IPC Improvements: This one is firmly speculation, but multiple leakers have been talking about how the new Ryzen design has improvements to Integer performance that can yield up to a 10-15% performance improvement, similar to the IPC gain offered from doubling floating-point performance in the third-gen CPUs. IPC is highly workload dependent, but AMD has been focused on ensuring floating-point performance has kept pace as its neglect was the primary failure point of the FX series processors. Now that Ryzen has a firm foothold and solid FP performance, however, a shift in focus to improve integer workloads is a way that AMD can further increase performance in a less-drastic fashion. I’m dangerously close on this point to Dunning-Krueger territory, so I’ll conclude by simply saying that a quick look around Google for what percentage of a modern CPU’s workload is integer versus floating point and it was inconclusive and suggests both still matter for different types of work, so the improvement is welcome all the same!
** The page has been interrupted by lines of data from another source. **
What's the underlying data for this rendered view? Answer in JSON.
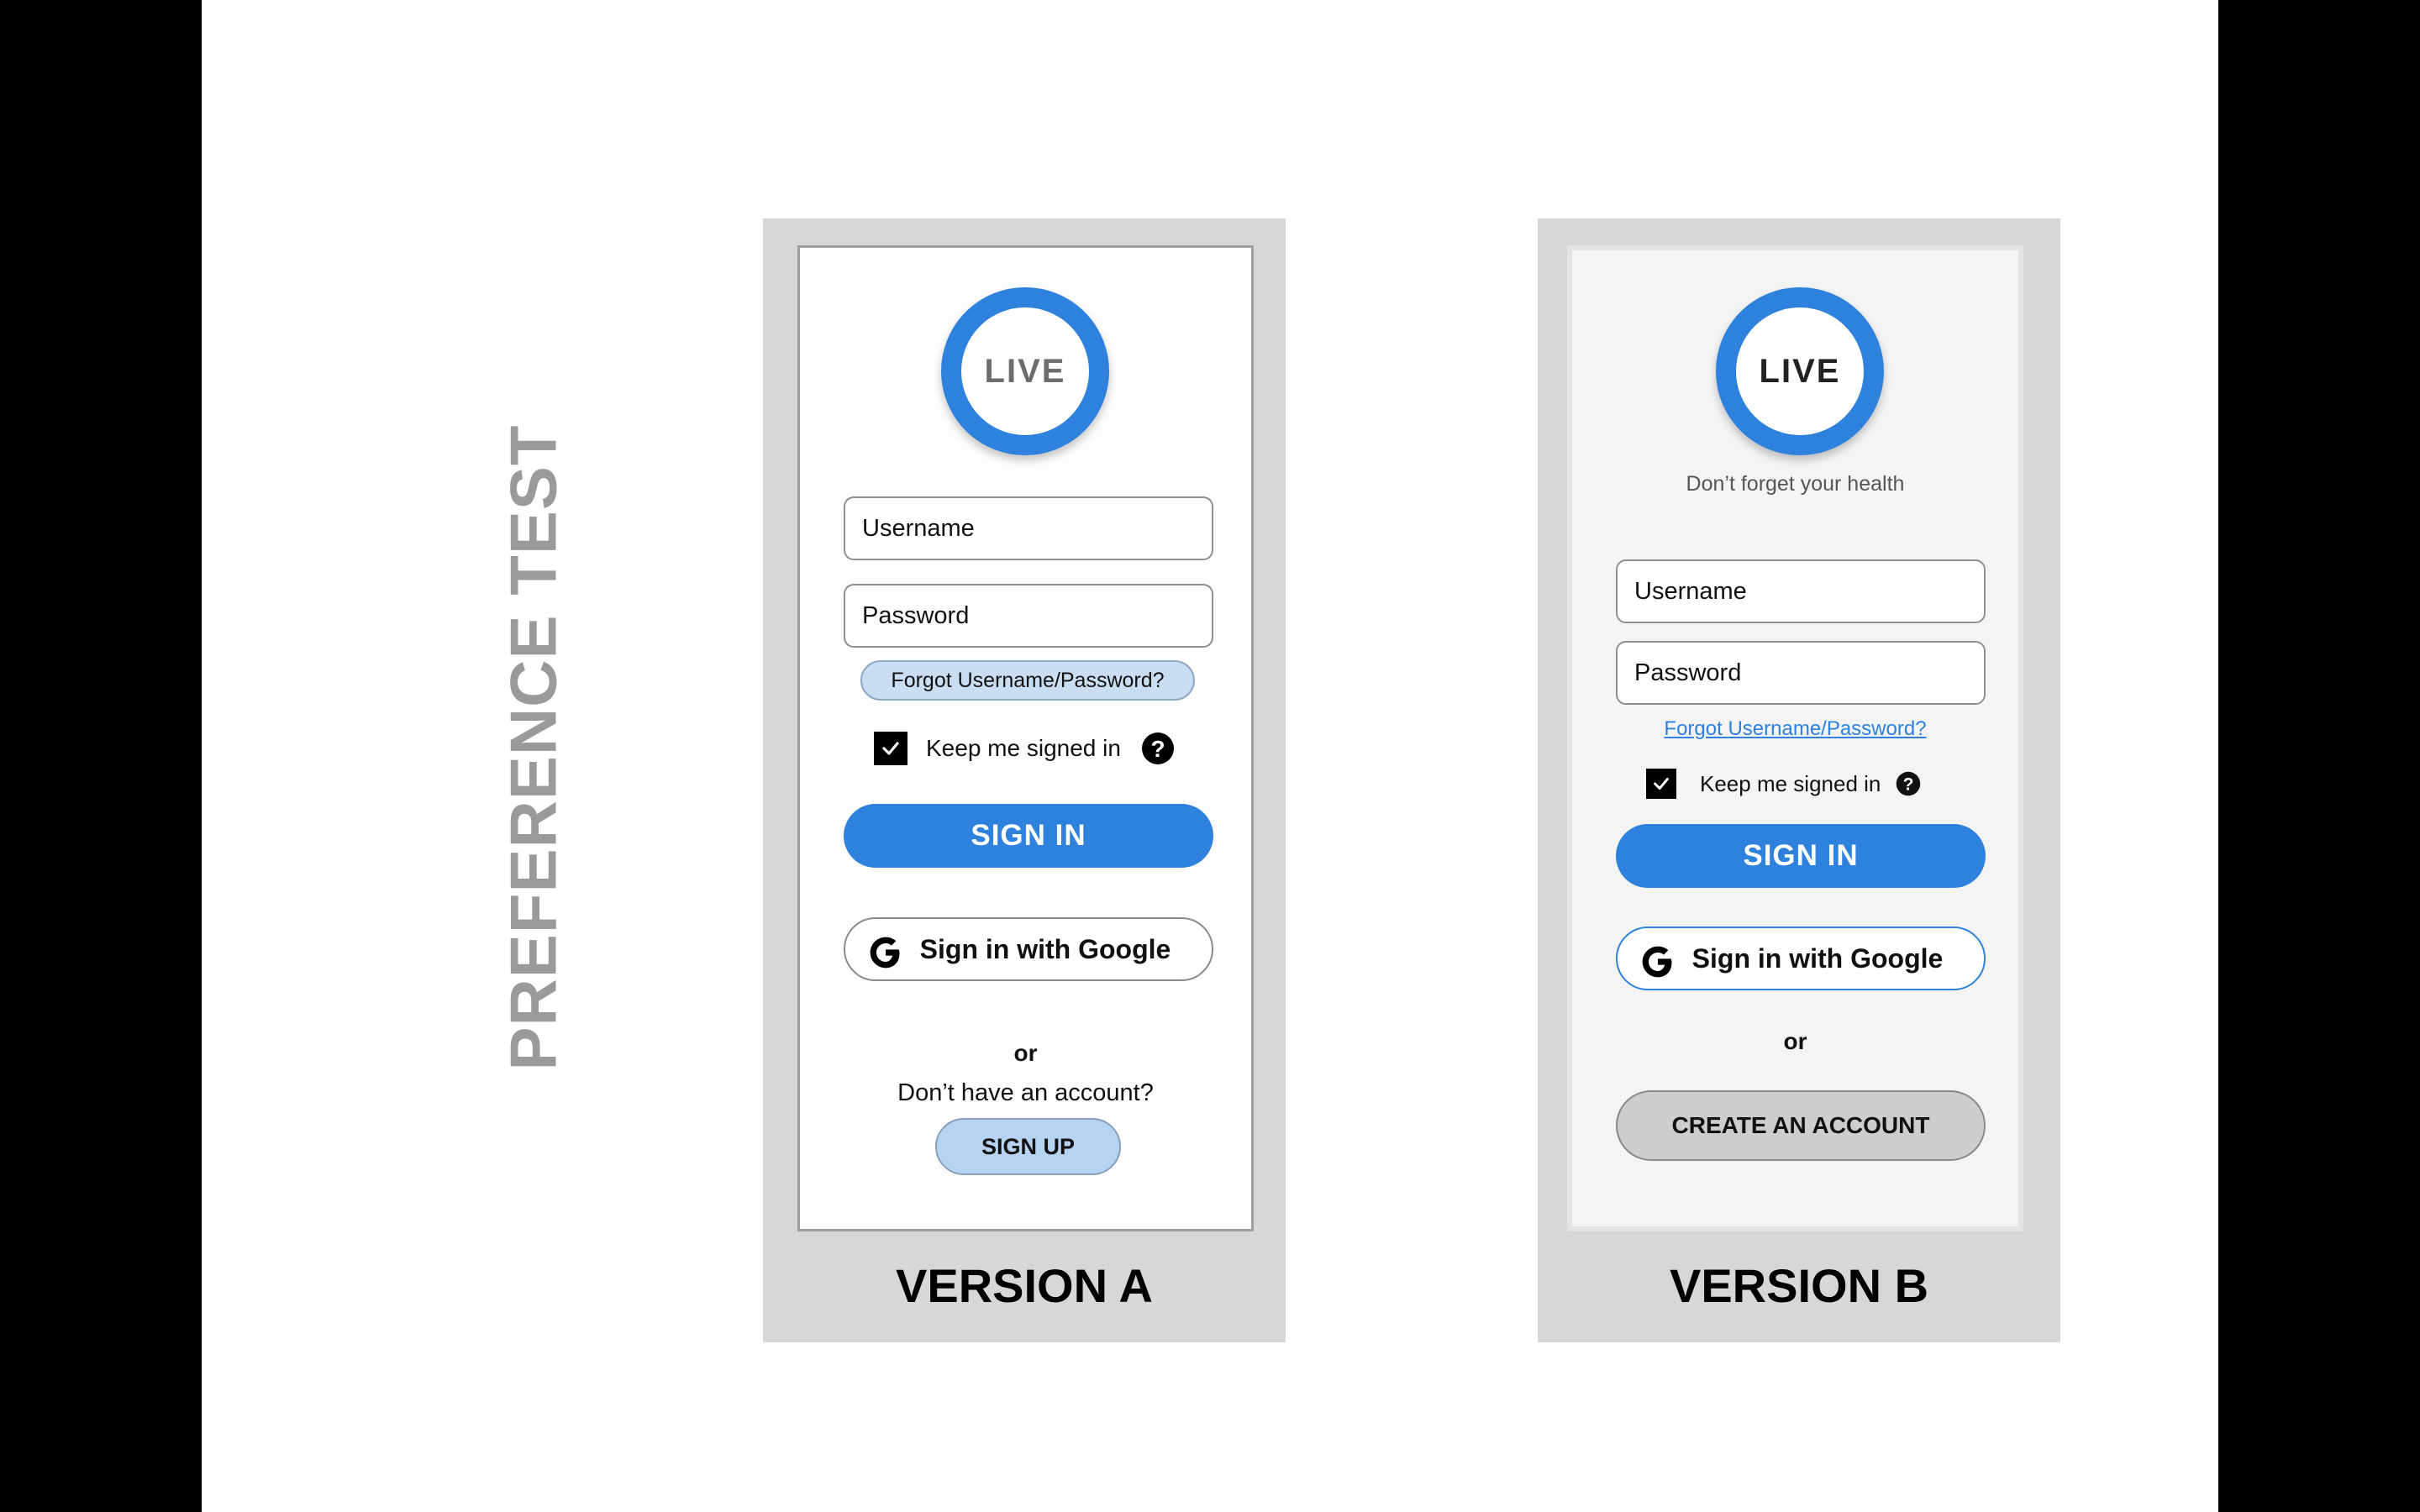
{
  "slide": {
    "side_title": "PREFERENCE TEST"
  },
  "colors": {
    "accent_blue": "#2e81dc",
    "light_blue": "#b6d3f1",
    "panel_gray": "#d7d7d7",
    "create_account_gray": "#cdcdcd"
  },
  "version_a": {
    "label": "VERSION A",
    "logo_text": "LIVE",
    "username_placeholder": "Username",
    "password_placeholder": "Password",
    "forgot_link": "Forgot Username/Password?",
    "keep_signed_in": "Keep me signed in",
    "keep_signed_in_checked": true,
    "help_icon": "question-circle-icon",
    "sign_in": "SIGN IN",
    "google_button": "Sign in with Google",
    "or_text": "or",
    "no_account_text": "Don’t have an account?",
    "sign_up": "SIGN UP"
  },
  "version_b": {
    "label": "VERSION B",
    "logo_text": "LIVE",
    "tagline": "Don’t forget your health",
    "username_placeholder": "Username",
    "password_placeholder": "Password",
    "forgot_link": "Forgot Username/Password?",
    "keep_signed_in": "Keep me signed in",
    "keep_signed_in_checked": true,
    "help_icon": "question-circle-icon",
    "sign_in": "SIGN IN",
    "google_button": "Sign in with Google",
    "or_text": "or",
    "create_account": "CREATE AN ACCOUNT"
  }
}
Overall, all of this in consideration, I am really excited for this new generation of CPUs from AMD. Since Ryzen launched, it has been the only thing I have personally bought, bought for my wife, or recommended and built for friends, because while yes, technically Intel’s highest-end consumer chip is very slightly faster at gaming, Ryzen is better at most other workloads – video rendering, 3D rendering, various system operations, and especially at multitasking. My current streaming encoding on Twitch is a full CPU encode, which I can run with a better x264 profile for higher quality while still using less than 20% of the CPU while both running the game and encoding and uploading the video data to Twitch in real time. The changes that AMD is rumored and confirmed to be making, taken together, point to a real inflection point in the modern CPU wars. At a time where Intel isn’t on track to offer anything new until next year, which will see their first CPU core redesign in 5 years, AMD may actually grab the gaming performance crown, and at a time where the new-generation consoles, also using Ryzen technology, will ensure games are built for the AMD model of computing more so than the Intel one.
Fascinating times in technology we live in.